Data records for software interfaces
========================
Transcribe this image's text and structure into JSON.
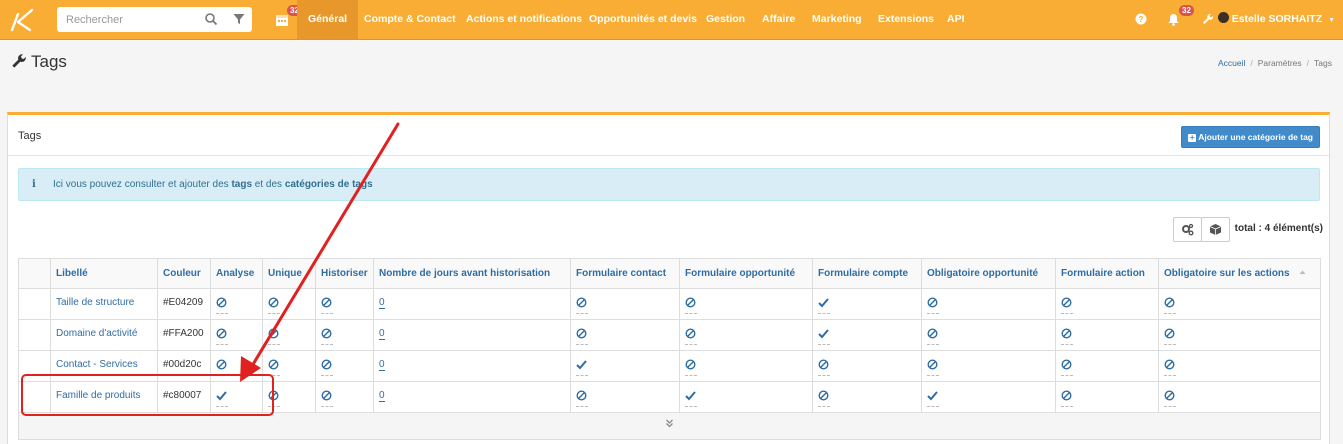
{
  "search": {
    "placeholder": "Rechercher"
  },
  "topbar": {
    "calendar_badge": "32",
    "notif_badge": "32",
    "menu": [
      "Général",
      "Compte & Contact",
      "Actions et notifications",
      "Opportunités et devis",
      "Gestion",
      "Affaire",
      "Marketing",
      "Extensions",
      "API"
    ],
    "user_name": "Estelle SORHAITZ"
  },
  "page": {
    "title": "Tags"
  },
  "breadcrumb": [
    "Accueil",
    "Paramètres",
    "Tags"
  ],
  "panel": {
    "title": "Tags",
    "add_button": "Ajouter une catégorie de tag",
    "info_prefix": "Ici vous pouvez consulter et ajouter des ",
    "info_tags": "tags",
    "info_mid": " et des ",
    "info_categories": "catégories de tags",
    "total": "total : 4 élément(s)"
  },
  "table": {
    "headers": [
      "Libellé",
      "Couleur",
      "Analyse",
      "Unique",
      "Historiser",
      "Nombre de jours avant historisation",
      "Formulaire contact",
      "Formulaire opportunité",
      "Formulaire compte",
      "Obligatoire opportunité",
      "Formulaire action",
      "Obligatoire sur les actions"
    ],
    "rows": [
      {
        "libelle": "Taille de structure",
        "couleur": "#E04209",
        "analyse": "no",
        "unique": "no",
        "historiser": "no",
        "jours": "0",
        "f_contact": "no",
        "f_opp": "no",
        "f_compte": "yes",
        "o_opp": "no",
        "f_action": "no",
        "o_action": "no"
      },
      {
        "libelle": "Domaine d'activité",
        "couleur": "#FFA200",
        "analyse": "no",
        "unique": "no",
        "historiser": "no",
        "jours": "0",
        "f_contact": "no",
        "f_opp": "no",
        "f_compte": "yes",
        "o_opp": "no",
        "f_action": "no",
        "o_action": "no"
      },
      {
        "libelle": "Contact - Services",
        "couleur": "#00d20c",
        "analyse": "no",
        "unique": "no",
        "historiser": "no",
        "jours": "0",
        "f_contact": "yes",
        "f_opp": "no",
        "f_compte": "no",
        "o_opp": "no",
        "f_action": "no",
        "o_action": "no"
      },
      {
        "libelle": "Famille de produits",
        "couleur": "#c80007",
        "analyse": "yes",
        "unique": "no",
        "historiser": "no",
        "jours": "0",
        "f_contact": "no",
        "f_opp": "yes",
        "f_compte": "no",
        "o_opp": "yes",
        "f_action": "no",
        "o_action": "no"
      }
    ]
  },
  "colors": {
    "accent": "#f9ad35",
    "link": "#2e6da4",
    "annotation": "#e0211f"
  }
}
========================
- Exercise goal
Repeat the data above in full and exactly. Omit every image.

- Result
Transcribe this image's text and structure into JSON.
{
  "search": {
    "placeholder": "Rechercher"
  },
  "topbar": {
    "calendar_badge": "32",
    "notif_badge": "32",
    "menu": [
      "Général",
      "Compte & Contact",
      "Actions et notifications",
      "Opportunités et devis",
      "Gestion",
      "Affaire",
      "Marketing",
      "Extensions",
      "API"
    ],
    "user_name": "Estelle SORHAITZ"
  },
  "page": {
    "title": "Tags"
  },
  "breadcrumb": [
    "Accueil",
    "Paramètres",
    "Tags"
  ],
  "panel": {
    "title": "Tags",
    "add_button": "Ajouter une catégorie de tag",
    "info_prefix": "Ici vous pouvez consulter et ajouter des ",
    "info_tags": "tags",
    "info_mid": " et des ",
    "info_categories": "catégories de tags",
    "total": "total : 4 élément(s)"
  },
  "table": {
    "headers": [
      "Libellé",
      "Couleur",
      "Analyse",
      "Unique",
      "Historiser",
      "Nombre de jours avant historisation",
      "Formulaire contact",
      "Formulaire opportunité",
      "Formulaire compte",
      "Obligatoire opportunité",
      "Formulaire action",
      "Obligatoire sur les actions"
    ],
    "rows": [
      {
        "libelle": "Taille de structure",
        "couleur": "#E04209",
        "analyse": "no",
        "unique": "no",
        "historiser": "no",
        "jours": "0",
        "f_contact": "no",
        "f_opp": "no",
        "f_compte": "yes",
        "o_opp": "no",
        "f_action": "no",
        "o_action": "no"
      },
      {
        "libelle": "Domaine d'activité",
        "couleur": "#FFA200",
        "analyse": "no",
        "unique": "no",
        "historiser": "no",
        "jours": "0",
        "f_contact": "no",
        "f_opp": "no",
        "f_compte": "yes",
        "o_opp": "no",
        "f_action": "no",
        "o_action": "no"
      },
      {
        "libelle": "Contact - Services",
        "couleur": "#00d20c",
        "analyse": "no",
        "unique": "no",
        "historiser": "no",
        "jours": "0",
        "f_contact": "yes",
        "f_opp": "no",
        "f_compte": "no",
        "o_opp": "no",
        "f_action": "no",
        "o_action": "no"
      },
      {
        "libelle": "Famille de produits",
        "couleur": "#c80007",
        "analyse": "yes",
        "unique": "no",
        "historiser": "no",
        "jours": "0",
        "f_contact": "no",
        "f_opp": "yes",
        "f_compte": "no",
        "o_opp": "yes",
        "f_action": "no",
        "o_action": "no"
      }
    ]
  },
  "colors": {
    "accent": "#f9ad35",
    "link": "#2e6da4",
    "annotation": "#e0211f"
  }
}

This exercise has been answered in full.